  query greeting {
const { data } = await useAsyncQuery(query)

Feature specific parts of Nuxt with local layers

When I say local layers, I mean to say that these layers do not have any dependencies to install. And these local layers do not have to be within your Nuxt app either. This is one of my favourite use-cases of Nuxt layers.

I have three local layers:

  1. base - This layer has a dynamic page that resolves dynamic Vue components based on the URL params. And that's all it does. You could have more complex business logic to resolve these components dynamically. But the given example is enough for the PoC.
  2. pdp - stands for product detail page.
  3. plp - stands for product listing page.

Both pdp and plp layers are unaware of where and how the base layer renders them. When we extend these three layers together in our Nuxt app, they work together seamlessly. See all three local layers in the Github repo of this project.

Thinking in Layers

Layers can have a significant impact on how we structure our Nuxt app. But how to think about layers when we build large applications using Nuxt 3. Imagine if these layers were a part of an actual Nuxt project. We can then divide each layers into one of these categories:

Nuxt LayersNuxt Layers

> Platform layers: To abstract UI library, theming, authentication, data provider or even reusable Nuxt layouts.

> Feature specific layers: Let's take an e-commerce app as an example. We can have one layer for each features, such as:

  • PDP (Product detail page),
  • PLP (Product listing page),
  • Checkout,
  • Account, etc.

> App layers: Layers are not limited to a feature or a functionality. They can have an entire app abstracted into them. For example, blogs, landing pages, marketing campaign apps. They can be re-used for creating multi-variant websites out of a foundation layer.

We have barely scratched a surface with these examples. We can take each one of these concepts a lot further into more advanced use-cases. These categories are not set in stone just yet because we are still in the early stages of Nuxt Layers. We will see more defined types of layers and the way of using them as this feature matures.

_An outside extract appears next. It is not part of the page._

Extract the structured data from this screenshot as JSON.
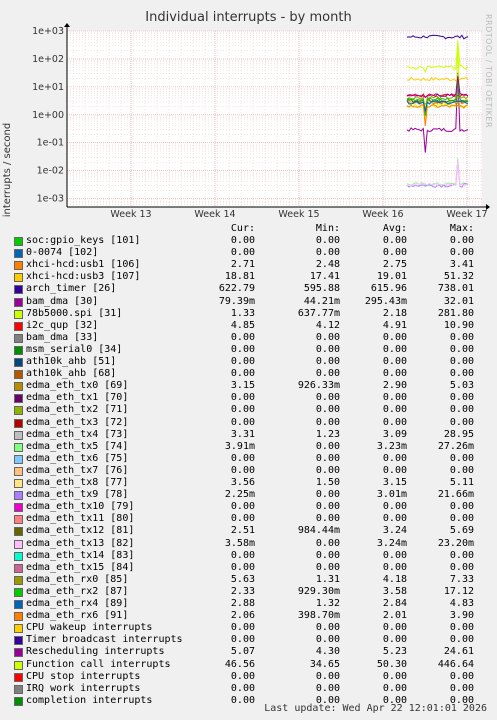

Hope my talk/article on Nuxt Layer has inspired you to explore Nuxt 3 and Nuxt Layers. Follow me at @krutiepatel to get notified of my upcoming articles and diagrams on Nuxt 3.